There were the huge sirens for when someone ‘escaped’ from Broadmoor Hospital, replaced instead with an apparently ‘more efficient’ notification via social media! The last regular Monday morning tests at 10am which were such a feature of the local area where I grew up, and now reside again, were decommissioned around 2018.
Less of an impact on such a regular basis, but arguably more crucial were the flood sirens when I once briefly lived on the dunes, in the low lying North Norfolk coastal village of Winterton-on-Sea. They were to be set off in the event of the need of villagers to evacuate, but were decommissioned after 2008 after decades of service. More details here.
There are plenty of other collectors and makers who Jennifer Lucy Allan meets along the way, who demonstrate that she is not alone in her obsession, and she touches on some of their personalities, and the etiquettes and conventions of their ‘collections’, just as you would expect in any other world characterised by niche passion.
A central theme of the book is about automation, and about the loss of a direct link to working lives and the biographies of a place. These sounds are not just about navigation in the case of foghorns (or warnings in the case of flood or escape sirens), they are very much part of the soundscape of a place; part of its essence, its soul, its particular. Like many other features of our communities, we fail to appreciate them at its peril. I am glad that I heard the ‘call’ to read this book.
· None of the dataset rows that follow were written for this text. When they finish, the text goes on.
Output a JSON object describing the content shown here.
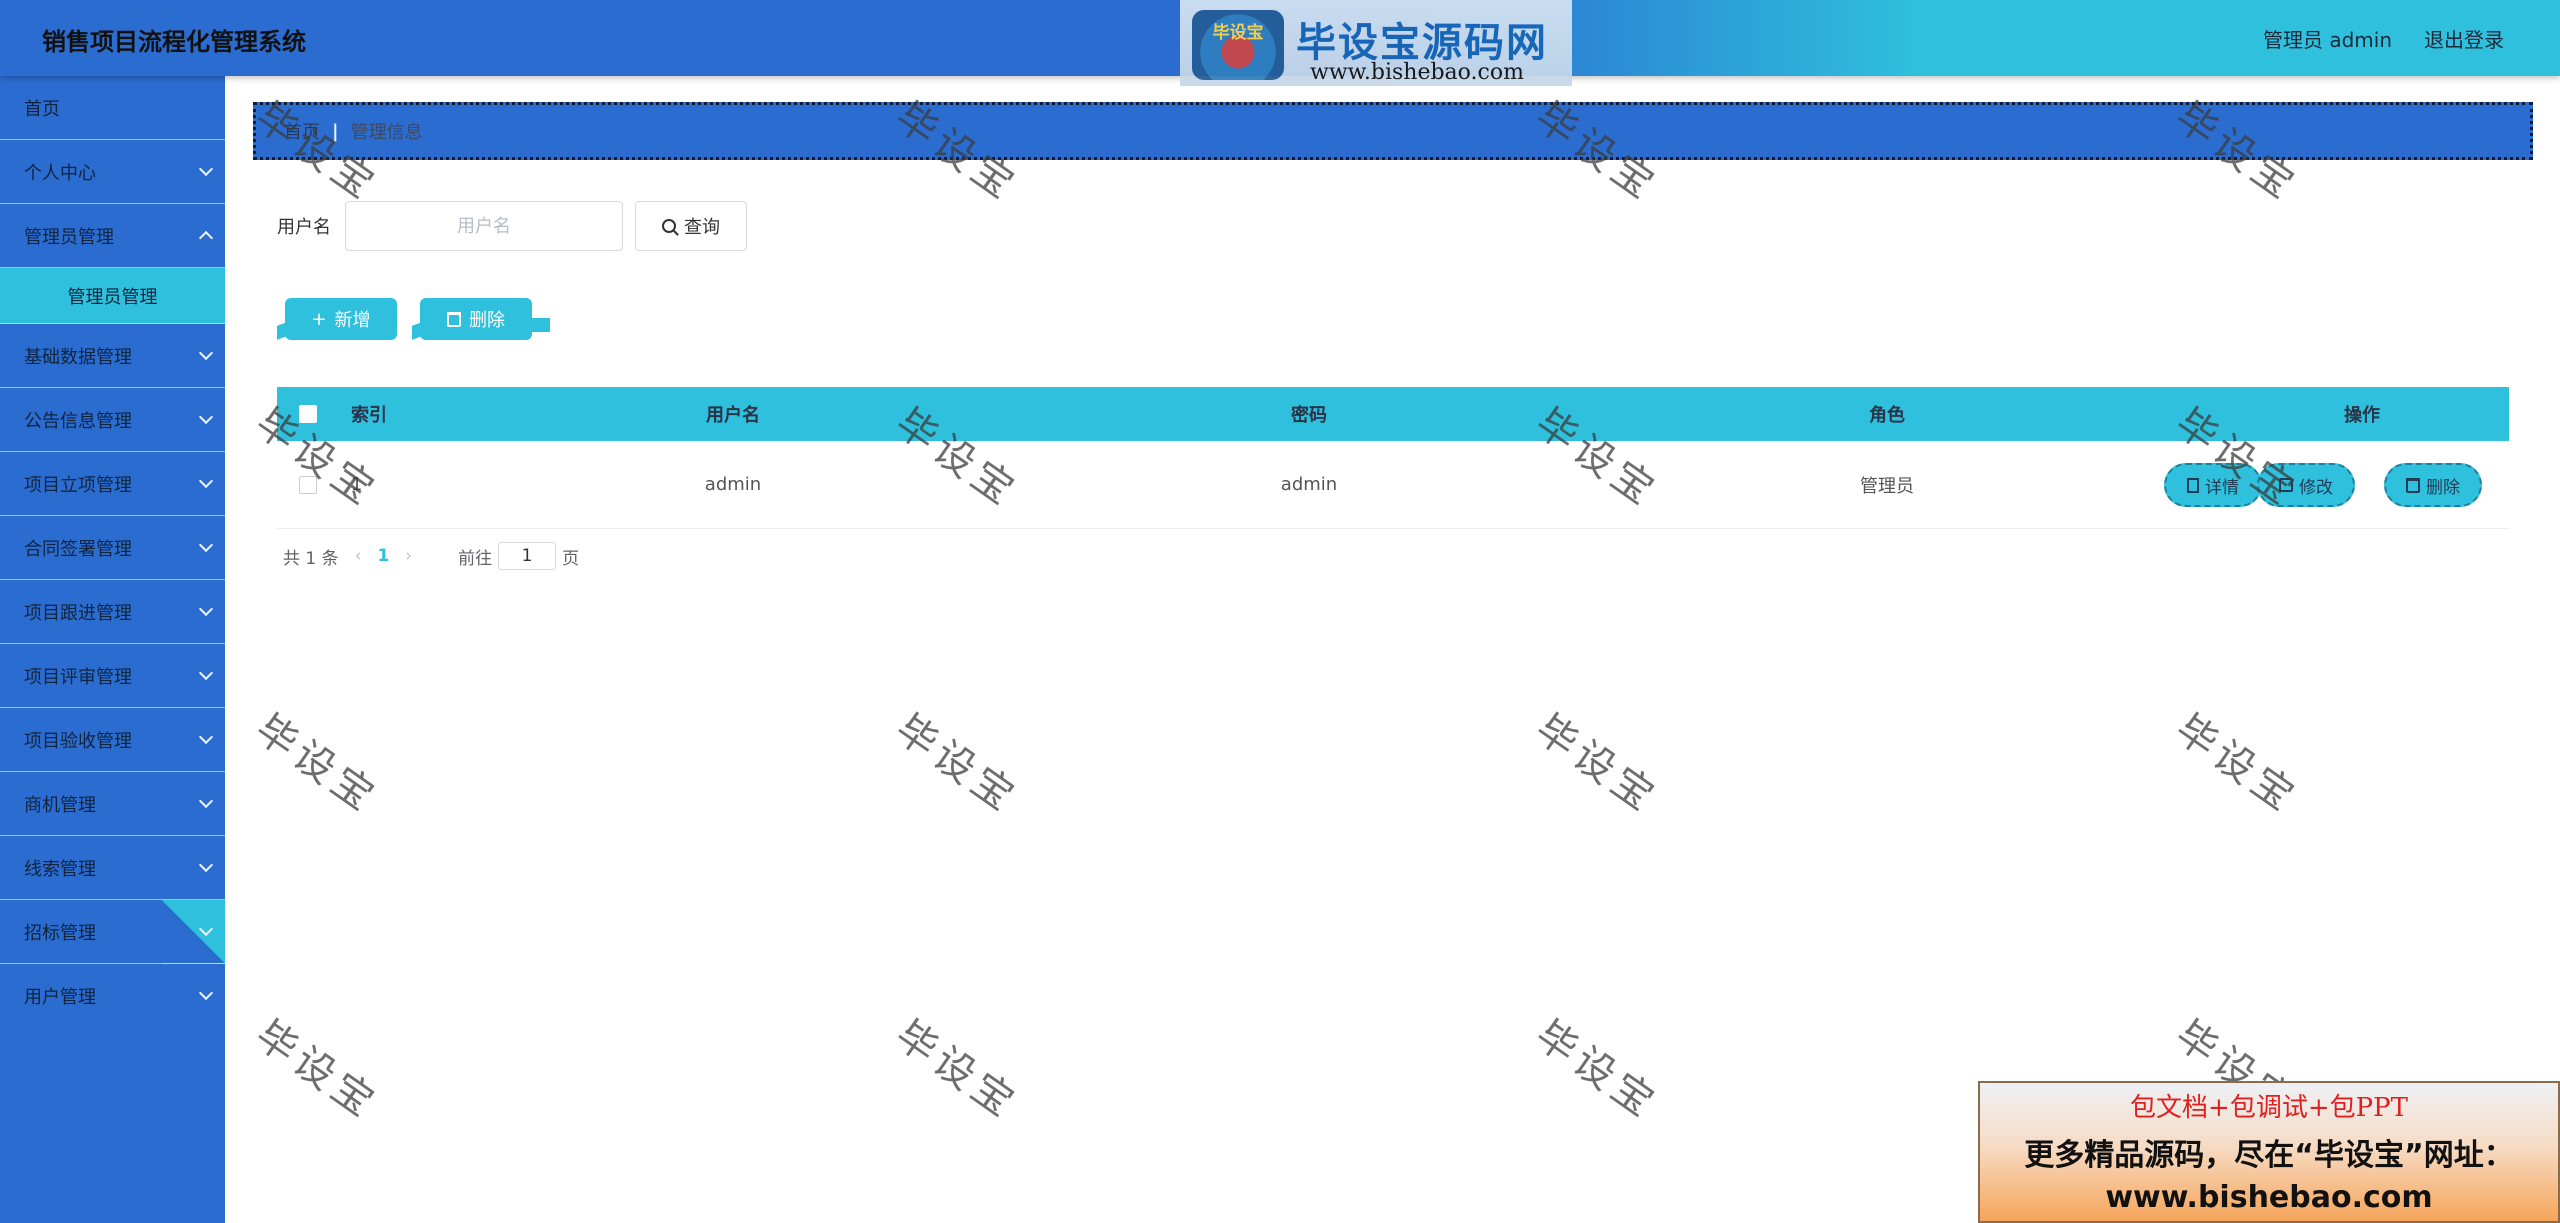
{
  "header": {
    "title": "销售项目流程化管理系统",
    "user_label": "管理员 admin",
    "logout_label": "退出登录"
  },
  "brand": {
    "seal_text": "毕设宝",
    "name": "毕设宝源码网",
    "url": "www.bishebao.com"
  },
  "sidebar": {
    "items": [
      {
        "label": "首页"
      },
      {
        "label": "个人中心"
      },
      {
        "label": "管理员管理"
      },
      {
        "label": "管理员管理"
      },
      {
        "label": "基础数据管理"
      },
      {
        "label": "公告信息管理"
      },
      {
        "label": "项目立项管理"
      },
      {
        "label": "合同签署管理"
      },
      {
        "label": "项目跟进管理"
      },
      {
        "label": "项目评审管理"
      },
      {
        "label": "项目验收管理"
      },
      {
        "label": "商机管理"
      },
      {
        "label": "线索管理"
      },
      {
        "label": "招标管理"
      },
      {
        "label": "用户管理"
      }
    ]
  },
  "breadcrumb": {
    "home": "首页",
    "current": "管理信息"
  },
  "search": {
    "label": "用户名",
    "placeholder": "用户名",
    "button_label": "查询"
  },
  "actions": {
    "add_label": "新增",
    "delete_label": "删除"
  },
  "table": {
    "columns": [
      "索引",
      "用户名",
      "密码",
      "角色",
      "操作"
    ],
    "rows": [
      {
        "index": "1",
        "username": "admin",
        "password": "admin",
        "role": "管理员",
        "detail_label": "详情",
        "edit_label": "修改",
        "delete_label": "删除"
      }
    ]
  },
  "pagination": {
    "total_text": "共 1 条",
    "current_page": "1",
    "goto_label": "前往",
    "goto_value": "1",
    "page_suffix": "页"
  },
  "watermark": "毕设宝",
  "promo": {
    "line1": "包文档+包调试+包PPT",
    "line2": "更多精品源码，尽在“毕设宝”网址：",
    "line3": "www.bishebao.com"
  },
  "colors": {
    "primary_blue": "#2b6cd0",
    "accent_cyan": "#2ec0dc"
  }
}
>> If you are going to buy the book (and I reckon you should), and can’t get to a local bookshop, order yours, like me via https://uk.bookshop.org/